##### DATA SHOWN #####

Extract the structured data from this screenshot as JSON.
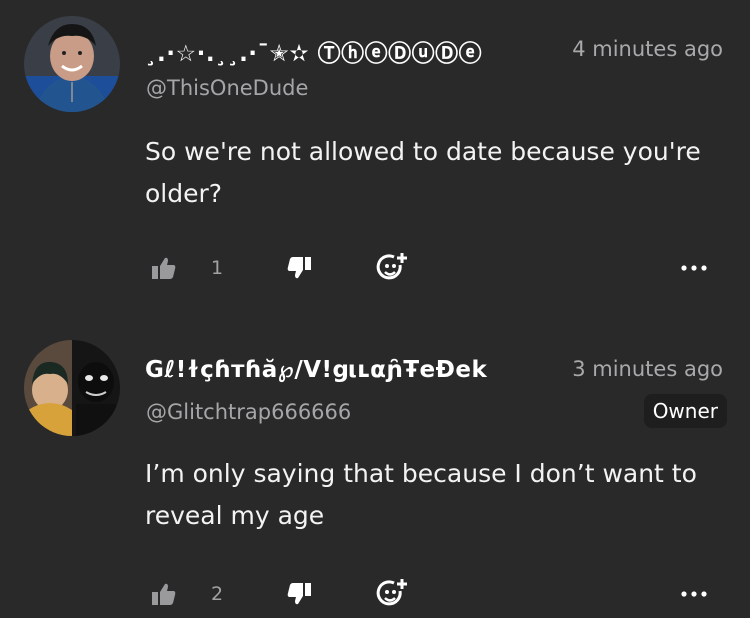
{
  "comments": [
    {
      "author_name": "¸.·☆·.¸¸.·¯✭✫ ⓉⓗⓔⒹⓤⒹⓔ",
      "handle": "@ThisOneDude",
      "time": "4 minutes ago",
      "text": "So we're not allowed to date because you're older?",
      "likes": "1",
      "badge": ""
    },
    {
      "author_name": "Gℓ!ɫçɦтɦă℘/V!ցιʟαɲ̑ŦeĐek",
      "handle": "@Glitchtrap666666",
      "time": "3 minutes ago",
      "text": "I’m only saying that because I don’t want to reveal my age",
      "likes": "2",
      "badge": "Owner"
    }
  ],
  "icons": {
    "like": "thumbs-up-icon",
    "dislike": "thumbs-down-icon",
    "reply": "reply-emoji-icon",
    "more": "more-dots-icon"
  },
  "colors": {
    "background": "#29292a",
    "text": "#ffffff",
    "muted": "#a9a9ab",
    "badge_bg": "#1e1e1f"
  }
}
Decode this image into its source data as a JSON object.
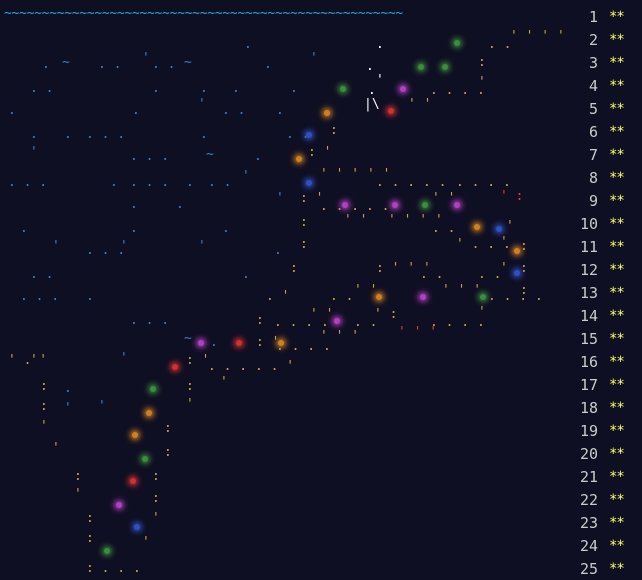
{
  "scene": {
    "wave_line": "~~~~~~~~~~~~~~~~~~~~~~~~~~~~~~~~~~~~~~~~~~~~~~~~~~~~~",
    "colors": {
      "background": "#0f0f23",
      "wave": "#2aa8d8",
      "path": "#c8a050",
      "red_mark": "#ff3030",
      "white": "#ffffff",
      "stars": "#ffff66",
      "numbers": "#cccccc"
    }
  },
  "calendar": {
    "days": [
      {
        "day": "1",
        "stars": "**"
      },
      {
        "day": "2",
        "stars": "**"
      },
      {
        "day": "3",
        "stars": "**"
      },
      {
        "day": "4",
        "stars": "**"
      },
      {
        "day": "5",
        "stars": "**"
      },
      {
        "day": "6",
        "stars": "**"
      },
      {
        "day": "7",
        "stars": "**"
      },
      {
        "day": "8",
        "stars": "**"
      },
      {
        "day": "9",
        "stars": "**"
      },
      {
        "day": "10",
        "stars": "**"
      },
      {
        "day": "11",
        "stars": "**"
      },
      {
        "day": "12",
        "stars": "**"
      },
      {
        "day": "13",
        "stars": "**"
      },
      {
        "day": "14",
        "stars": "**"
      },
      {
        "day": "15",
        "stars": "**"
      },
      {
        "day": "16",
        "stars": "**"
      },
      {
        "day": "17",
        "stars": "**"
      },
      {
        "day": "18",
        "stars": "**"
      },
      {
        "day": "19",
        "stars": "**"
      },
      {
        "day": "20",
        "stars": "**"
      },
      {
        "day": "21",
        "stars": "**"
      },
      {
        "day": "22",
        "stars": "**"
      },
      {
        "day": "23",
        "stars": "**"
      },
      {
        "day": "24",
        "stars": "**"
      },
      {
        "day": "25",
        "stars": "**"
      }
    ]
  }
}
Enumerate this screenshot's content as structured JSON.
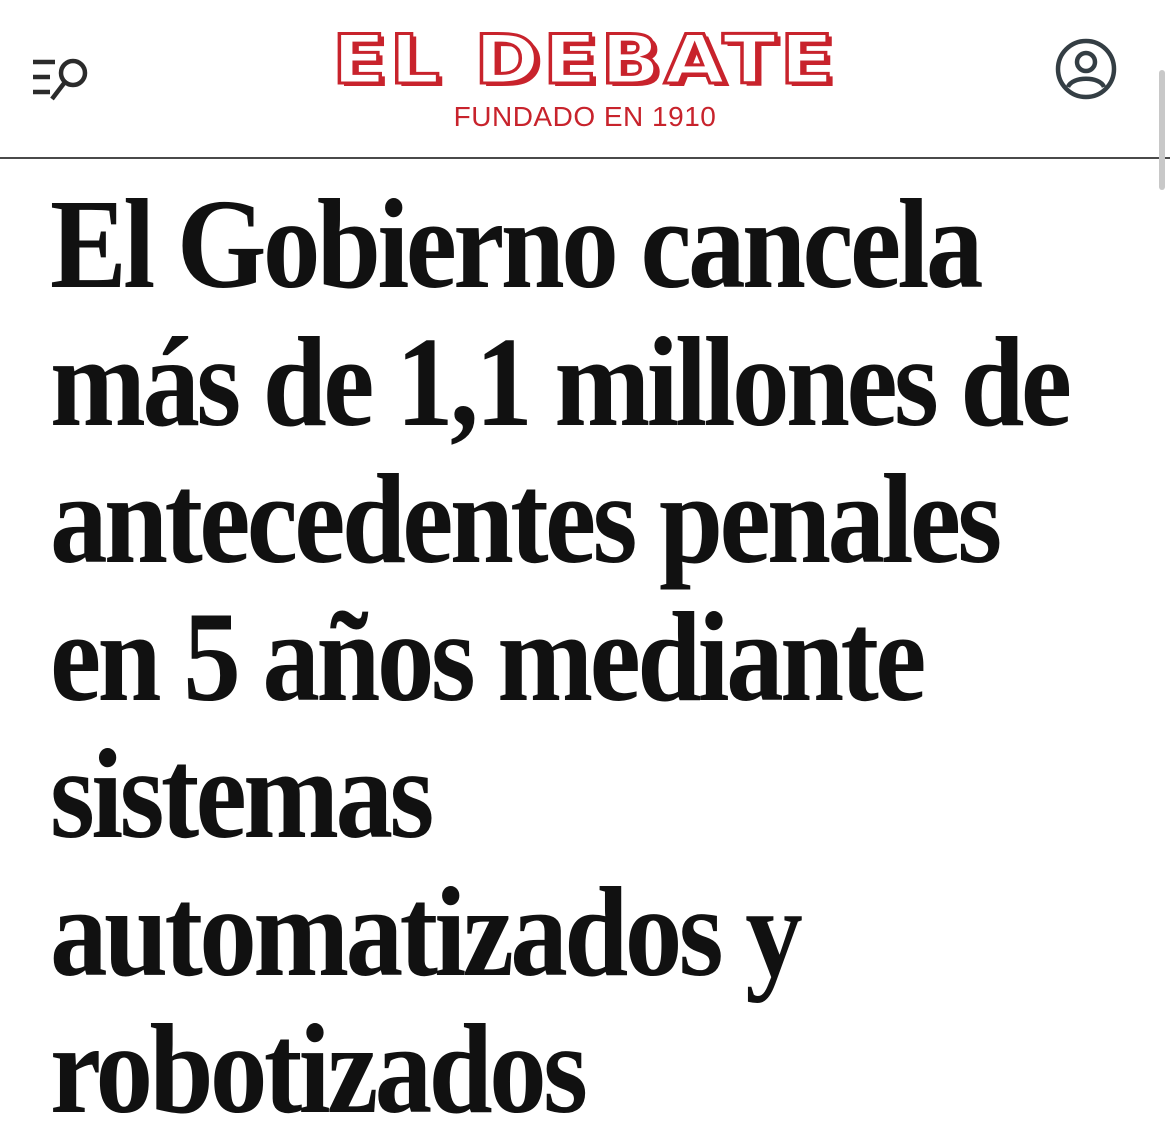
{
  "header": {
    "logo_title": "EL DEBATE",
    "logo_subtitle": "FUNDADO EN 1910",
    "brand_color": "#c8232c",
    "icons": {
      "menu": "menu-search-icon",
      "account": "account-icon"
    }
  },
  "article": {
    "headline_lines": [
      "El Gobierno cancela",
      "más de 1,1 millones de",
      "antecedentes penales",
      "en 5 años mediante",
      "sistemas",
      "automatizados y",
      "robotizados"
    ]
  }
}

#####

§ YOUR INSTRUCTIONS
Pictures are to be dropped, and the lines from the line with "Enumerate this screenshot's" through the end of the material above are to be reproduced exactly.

§ WRITTEN REPLY
Enumerate this screenshot's content as structured JSON.
{
  "header": {
    "logo_title": "EL DEBATE",
    "logo_subtitle": "FUNDADO EN 1910",
    "brand_color": "#c8232c",
    "icons": {
      "menu": "menu-search-icon",
      "account": "account-icon"
    }
  },
  "article": {
    "headline_lines": [
      "El Gobierno cancela",
      "más de 1,1 millones de",
      "antecedentes penales",
      "en 5 años mediante",
      "sistemas",
      "automatizados y",
      "robotizados"
    ]
  }
}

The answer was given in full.